→ Problem requirements
A faithful copy of the data is what is wanted, minus any pictures.

[Dataset entries]
*** Block opens ***
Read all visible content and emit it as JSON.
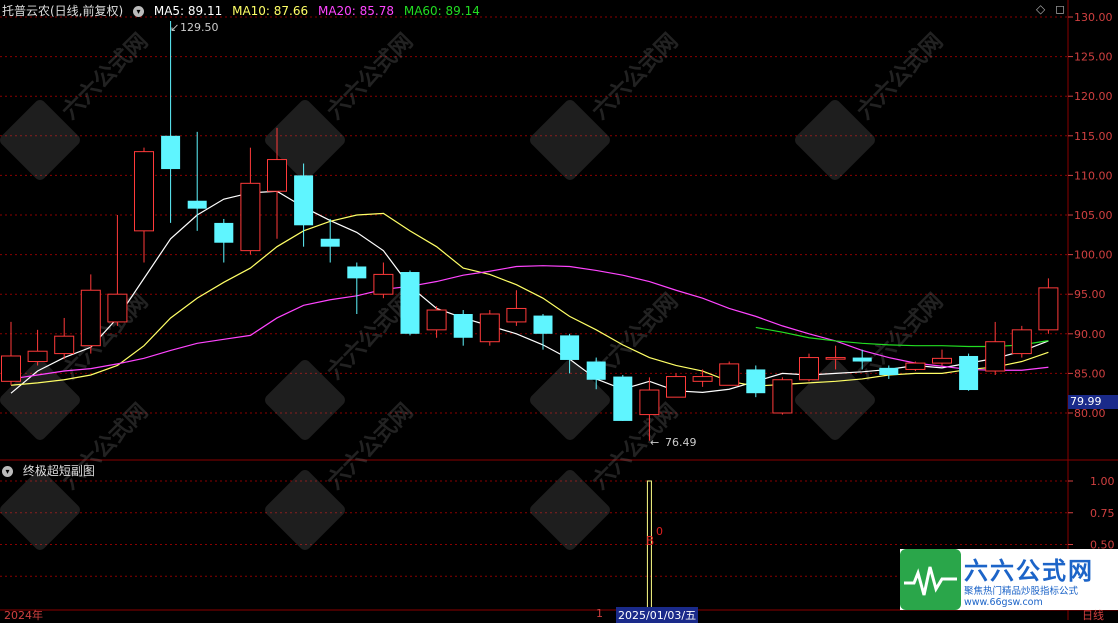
{
  "header": {
    "stock_title": "托普云农(日线,前复权)",
    "ma5_label": "MA5: 89.11",
    "ma10_label": "MA10: 87.66",
    "ma20_label": "MA20: 85.78",
    "ma60_label": "MA60: 89.14"
  },
  "colors": {
    "up": "#ff3a3a",
    "down": "#5ff5ff",
    "ma5": "#ffffff",
    "ma10": "#ffff66",
    "ma20": "#ff44ff",
    "ma60": "#22dd22",
    "grid": "#8a0000",
    "axis": "#d04040"
  },
  "sub_panel": {
    "title": "终极超短副图",
    "signal_text": "0",
    "signal_letter": "B"
  },
  "price_tag": "79.99",
  "annotations": {
    "high": "129.50",
    "low": "76.49"
  },
  "bottom_bar": {
    "year_label": "2024年",
    "marker": "1",
    "date_label": "2025/01/03/五",
    "period_label": "日线"
  },
  "watermark": {
    "brand": "六六公式网",
    "slogan": "聚焦热门精品炒股指标公式",
    "url": "www.66gsw.com"
  },
  "chart_data": {
    "type": "candlestick",
    "y_ticks": [
      "130.00",
      "125.00",
      "120.00",
      "115.00",
      "110.00",
      "105.00",
      "100.00",
      "95.00",
      "90.00",
      "85.00",
      "80.00"
    ],
    "sub_y_ticks": [
      "1.00",
      "0.75",
      "0.50",
      "0.25"
    ],
    "ylim": [
      77,
      131
    ],
    "candles": [
      {
        "o": 84.0,
        "c": 87.2,
        "h": 91.5,
        "l": 83.5
      },
      {
        "o": 86.5,
        "c": 87.8,
        "h": 90.5,
        "l": 86.0
      },
      {
        "o": 87.5,
        "c": 89.7,
        "h": 92.0,
        "l": 86.8
      },
      {
        "o": 88.5,
        "c": 95.5,
        "h": 97.5,
        "l": 87.5
      },
      {
        "o": 91.5,
        "c": 95.0,
        "h": 105.0,
        "l": 91.0
      },
      {
        "o": 103.0,
        "c": 113.0,
        "h": 113.5,
        "l": 99.0
      },
      {
        "o": 115.0,
        "c": 110.8,
        "h": 129.5,
        "l": 104.0
      },
      {
        "o": 106.8,
        "c": 105.8,
        "h": 115.5,
        "l": 103.0
      },
      {
        "o": 104.0,
        "c": 101.5,
        "h": 104.5,
        "l": 99.0
      },
      {
        "o": 100.5,
        "c": 109.0,
        "h": 113.5,
        "l": 100.0
      },
      {
        "o": 108.0,
        "c": 112.0,
        "h": 116.0,
        "l": 102.0
      },
      {
        "o": 110.0,
        "c": 103.7,
        "h": 111.5,
        "l": 101.0
      },
      {
        "o": 102.0,
        "c": 101.0,
        "h": 104.5,
        "l": 99.0
      },
      {
        "o": 98.5,
        "c": 97.0,
        "h": 99.0,
        "l": 92.5
      },
      {
        "o": 95.0,
        "c": 97.5,
        "h": 99.0,
        "l": 94.5
      },
      {
        "o": 97.8,
        "c": 90.0,
        "h": 98.0,
        "l": 89.8
      },
      {
        "o": 90.5,
        "c": 93.0,
        "h": 93.5,
        "l": 89.5
      },
      {
        "o": 92.5,
        "c": 89.5,
        "h": 93.0,
        "l": 88.5
      },
      {
        "o": 89.0,
        "c": 92.5,
        "h": 93.0,
        "l": 88.5
      },
      {
        "o": 91.5,
        "c": 93.2,
        "h": 95.5,
        "l": 91.0
      },
      {
        "o": 92.3,
        "c": 90.0,
        "h": 92.5,
        "l": 88.0
      },
      {
        "o": 89.8,
        "c": 86.7,
        "h": 90.0,
        "l": 85.0
      },
      {
        "o": 86.5,
        "c": 84.2,
        "h": 87.0,
        "l": 83.0
      },
      {
        "o": 84.6,
        "c": 79.0,
        "h": 84.8,
        "l": 79.0
      },
      {
        "o": 79.8,
        "c": 82.9,
        "h": 84.5,
        "l": 76.5
      },
      {
        "o": 82.0,
        "c": 84.6,
        "h": 85.0,
        "l": 82.0
      },
      {
        "o": 84.0,
        "c": 84.6,
        "h": 85.5,
        "l": 83.3
      },
      {
        "o": 83.5,
        "c": 86.2,
        "h": 86.5,
        "l": 83.5
      },
      {
        "o": 85.5,
        "c": 82.5,
        "h": 86.0,
        "l": 82.0
      },
      {
        "o": 80.0,
        "c": 84.2,
        "h": 84.5,
        "l": 79.8
      },
      {
        "o": 84.2,
        "c": 87.0,
        "h": 87.5,
        "l": 84.0
      },
      {
        "o": 86.8,
        "c": 87.0,
        "h": 88.5,
        "l": 85.5
      },
      {
        "o": 87.0,
        "c": 86.5,
        "h": 88.0,
        "l": 85.5
      },
      {
        "o": 85.7,
        "c": 84.8,
        "h": 86.0,
        "l": 84.3
      },
      {
        "o": 85.5,
        "c": 86.3,
        "h": 86.5,
        "l": 85.3
      },
      {
        "o": 86.3,
        "c": 86.9,
        "h": 88.0,
        "l": 86.0
      },
      {
        "o": 87.2,
        "c": 82.9,
        "h": 87.5,
        "l": 82.8
      },
      {
        "o": 85.3,
        "c": 89.0,
        "h": 91.5,
        "l": 84.8
      },
      {
        "o": 87.5,
        "c": 90.5,
        "h": 91.0,
        "l": 87.0
      },
      {
        "o": 90.5,
        "c": 95.8,
        "h": 97.0,
        "l": 90.0
      }
    ],
    "ma5": [
      82.5,
      85.3,
      87.0,
      88.3,
      92.0,
      97.0,
      102.0,
      105.0,
      107.0,
      107.8,
      108.0,
      106.0,
      104.3,
      102.8,
      100.5,
      96.0,
      93.2,
      92.0,
      91.0,
      90.0,
      88.6,
      86.8,
      84.3,
      83.0,
      84.0,
      82.8,
      82.6,
      83.0,
      84.0,
      85.0,
      84.8,
      85.0,
      85.2,
      85.5,
      86.0,
      85.7,
      86.3,
      86.9,
      87.8,
      89.1
    ],
    "ma10": [
      83.5,
      83.8,
      84.2,
      84.8,
      86.0,
      88.5,
      92.0,
      94.5,
      96.5,
      98.3,
      101.0,
      103.0,
      104.2,
      105.0,
      105.2,
      103.0,
      101.0,
      98.3,
      97.5,
      96.2,
      94.5,
      92.2,
      90.5,
      88.6,
      87.0,
      86.0,
      85.3,
      84.0,
      83.4,
      83.6,
      83.8,
      84.0,
      84.3,
      84.8,
      85.0,
      85.0,
      85.5,
      85.8,
      86.5,
      87.66
    ],
    "ma20": [
      84.3,
      84.8,
      85.3,
      85.6,
      86.2,
      86.9,
      87.9,
      88.8,
      89.3,
      89.8,
      92.0,
      93.6,
      94.3,
      94.8,
      95.6,
      96.0,
      96.6,
      97.4,
      97.9,
      98.5,
      98.6,
      98.5,
      98.0,
      97.4,
      96.6,
      95.5,
      94.5,
      93.2,
      92.2,
      91.0,
      90.0,
      89.1,
      87.9,
      87.0,
      86.3,
      85.9,
      85.5,
      85.4,
      85.4,
      85.78
    ],
    "ma60": [
      null,
      null,
      null,
      null,
      null,
      null,
      null,
      null,
      null,
      null,
      null,
      null,
      null,
      null,
      null,
      null,
      null,
      null,
      null,
      null,
      null,
      null,
      null,
      null,
      null,
      null,
      null,
      null,
      90.8,
      90.2,
      89.5,
      89.1,
      88.8,
      88.6,
      88.5,
      88.5,
      88.4,
      88.4,
      88.6,
      89.14
    ],
    "sub_signal": {
      "index": 24,
      "value": 1.0
    }
  }
}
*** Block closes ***
→ Written response
Read all visible content and emit it as JSON.
{
  "header": {
    "stock_title": "托普云农(日线,前复权)",
    "ma5_label": "MA5: 89.11",
    "ma10_label": "MA10: 87.66",
    "ma20_label": "MA20: 85.78",
    "ma60_label": "MA60: 89.14"
  },
  "colors": {
    "up": "#ff3a3a",
    "down": "#5ff5ff",
    "ma5": "#ffffff",
    "ma10": "#ffff66",
    "ma20": "#ff44ff",
    "ma60": "#22dd22",
    "grid": "#8a0000",
    "axis": "#d04040"
  },
  "sub_panel": {
    "title": "终极超短副图",
    "signal_text": "0",
    "signal_letter": "B"
  },
  "price_tag": "79.99",
  "annotations": {
    "high": "129.50",
    "low": "76.49"
  },
  "bottom_bar": {
    "year_label": "2024年",
    "marker": "1",
    "date_label": "2025/01/03/五",
    "period_label": "日线"
  },
  "watermark": {
    "brand": "六六公式网",
    "slogan": "聚焦热门精品炒股指标公式",
    "url": "www.66gsw.com"
  },
  "chart_data": {
    "type": "candlestick",
    "y_ticks": [
      "130.00",
      "125.00",
      "120.00",
      "115.00",
      "110.00",
      "105.00",
      "100.00",
      "95.00",
      "90.00",
      "85.00",
      "80.00"
    ],
    "sub_y_ticks": [
      "1.00",
      "0.75",
      "0.50",
      "0.25"
    ],
    "ylim": [
      77,
      131
    ],
    "candles": [
      {
        "o": 84.0,
        "c": 87.2,
        "h": 91.5,
        "l": 83.5
      },
      {
        "o": 86.5,
        "c": 87.8,
        "h": 90.5,
        "l": 86.0
      },
      {
        "o": 87.5,
        "c": 89.7,
        "h": 92.0,
        "l": 86.8
      },
      {
        "o": 88.5,
        "c": 95.5,
        "h": 97.5,
        "l": 87.5
      },
      {
        "o": 91.5,
        "c": 95.0,
        "h": 105.0,
        "l": 91.0
      },
      {
        "o": 103.0,
        "c": 113.0,
        "h": 113.5,
        "l": 99.0
      },
      {
        "o": 115.0,
        "c": 110.8,
        "h": 129.5,
        "l": 104.0
      },
      {
        "o": 106.8,
        "c": 105.8,
        "h": 115.5,
        "l": 103.0
      },
      {
        "o": 104.0,
        "c": 101.5,
        "h": 104.5,
        "l": 99.0
      },
      {
        "o": 100.5,
        "c": 109.0,
        "h": 113.5,
        "l": 100.0
      },
      {
        "o": 108.0,
        "c": 112.0,
        "h": 116.0,
        "l": 102.0
      },
      {
        "o": 110.0,
        "c": 103.7,
        "h": 111.5,
        "l": 101.0
      },
      {
        "o": 102.0,
        "c": 101.0,
        "h": 104.5,
        "l": 99.0
      },
      {
        "o": 98.5,
        "c": 97.0,
        "h": 99.0,
        "l": 92.5
      },
      {
        "o": 95.0,
        "c": 97.5,
        "h": 99.0,
        "l": 94.5
      },
      {
        "o": 97.8,
        "c": 90.0,
        "h": 98.0,
        "l": 89.8
      },
      {
        "o": 90.5,
        "c": 93.0,
        "h": 93.5,
        "l": 89.5
      },
      {
        "o": 92.5,
        "c": 89.5,
        "h": 93.0,
        "l": 88.5
      },
      {
        "o": 89.0,
        "c": 92.5,
        "h": 93.0,
        "l": 88.5
      },
      {
        "o": 91.5,
        "c": 93.2,
        "h": 95.5,
        "l": 91.0
      },
      {
        "o": 92.3,
        "c": 90.0,
        "h": 92.5,
        "l": 88.0
      },
      {
        "o": 89.8,
        "c": 86.7,
        "h": 90.0,
        "l": 85.0
      },
      {
        "o": 86.5,
        "c": 84.2,
        "h": 87.0,
        "l": 83.0
      },
      {
        "o": 84.6,
        "c": 79.0,
        "h": 84.8,
        "l": 79.0
      },
      {
        "o": 79.8,
        "c": 82.9,
        "h": 84.5,
        "l": 76.5
      },
      {
        "o": 82.0,
        "c": 84.6,
        "h": 85.0,
        "l": 82.0
      },
      {
        "o": 84.0,
        "c": 84.6,
        "h": 85.5,
        "l": 83.3
      },
      {
        "o": 83.5,
        "c": 86.2,
        "h": 86.5,
        "l": 83.5
      },
      {
        "o": 85.5,
        "c": 82.5,
        "h": 86.0,
        "l": 82.0
      },
      {
        "o": 80.0,
        "c": 84.2,
        "h": 84.5,
        "l": 79.8
      },
      {
        "o": 84.2,
        "c": 87.0,
        "h": 87.5,
        "l": 84.0
      },
      {
        "o": 86.8,
        "c": 87.0,
        "h": 88.5,
        "l": 85.5
      },
      {
        "o": 87.0,
        "c": 86.5,
        "h": 88.0,
        "l": 85.5
      },
      {
        "o": 85.7,
        "c": 84.8,
        "h": 86.0,
        "l": 84.3
      },
      {
        "o": 85.5,
        "c": 86.3,
        "h": 86.5,
        "l": 85.3
      },
      {
        "o": 86.3,
        "c": 86.9,
        "h": 88.0,
        "l": 86.0
      },
      {
        "o": 87.2,
        "c": 82.9,
        "h": 87.5,
        "l": 82.8
      },
      {
        "o": 85.3,
        "c": 89.0,
        "h": 91.5,
        "l": 84.8
      },
      {
        "o": 87.5,
        "c": 90.5,
        "h": 91.0,
        "l": 87.0
      },
      {
        "o": 90.5,
        "c": 95.8,
        "h": 97.0,
        "l": 90.0
      }
    ],
    "ma5": [
      82.5,
      85.3,
      87.0,
      88.3,
      92.0,
      97.0,
      102.0,
      105.0,
      107.0,
      107.8,
      108.0,
      106.0,
      104.3,
      102.8,
      100.5,
      96.0,
      93.2,
      92.0,
      91.0,
      90.0,
      88.6,
      86.8,
      84.3,
      83.0,
      84.0,
      82.8,
      82.6,
      83.0,
      84.0,
      85.0,
      84.8,
      85.0,
      85.2,
      85.5,
      86.0,
      85.7,
      86.3,
      86.9,
      87.8,
      89.1
    ],
    "ma10": [
      83.5,
      83.8,
      84.2,
      84.8,
      86.0,
      88.5,
      92.0,
      94.5,
      96.5,
      98.3,
      101.0,
      103.0,
      104.2,
      105.0,
      105.2,
      103.0,
      101.0,
      98.3,
      97.5,
      96.2,
      94.5,
      92.2,
      90.5,
      88.6,
      87.0,
      86.0,
      85.3,
      84.0,
      83.4,
      83.6,
      83.8,
      84.0,
      84.3,
      84.8,
      85.0,
      85.0,
      85.5,
      85.8,
      86.5,
      87.66
    ],
    "ma20": [
      84.3,
      84.8,
      85.3,
      85.6,
      86.2,
      86.9,
      87.9,
      88.8,
      89.3,
      89.8,
      92.0,
      93.6,
      94.3,
      94.8,
      95.6,
      96.0,
      96.6,
      97.4,
      97.9,
      98.5,
      98.6,
      98.5,
      98.0,
      97.4,
      96.6,
      95.5,
      94.5,
      93.2,
      92.2,
      91.0,
      90.0,
      89.1,
      87.9,
      87.0,
      86.3,
      85.9,
      85.5,
      85.4,
      85.4,
      85.78
    ],
    "ma60": [
      null,
      null,
      null,
      null,
      null,
      null,
      null,
      null,
      null,
      null,
      null,
      null,
      null,
      null,
      null,
      null,
      null,
      null,
      null,
      null,
      null,
      null,
      null,
      null,
      null,
      null,
      null,
      null,
      90.8,
      90.2,
      89.5,
      89.1,
      88.8,
      88.6,
      88.5,
      88.5,
      88.4,
      88.4,
      88.6,
      89.14
    ],
    "sub_signal": {
      "index": 24,
      "value": 1.0
    }
  }
}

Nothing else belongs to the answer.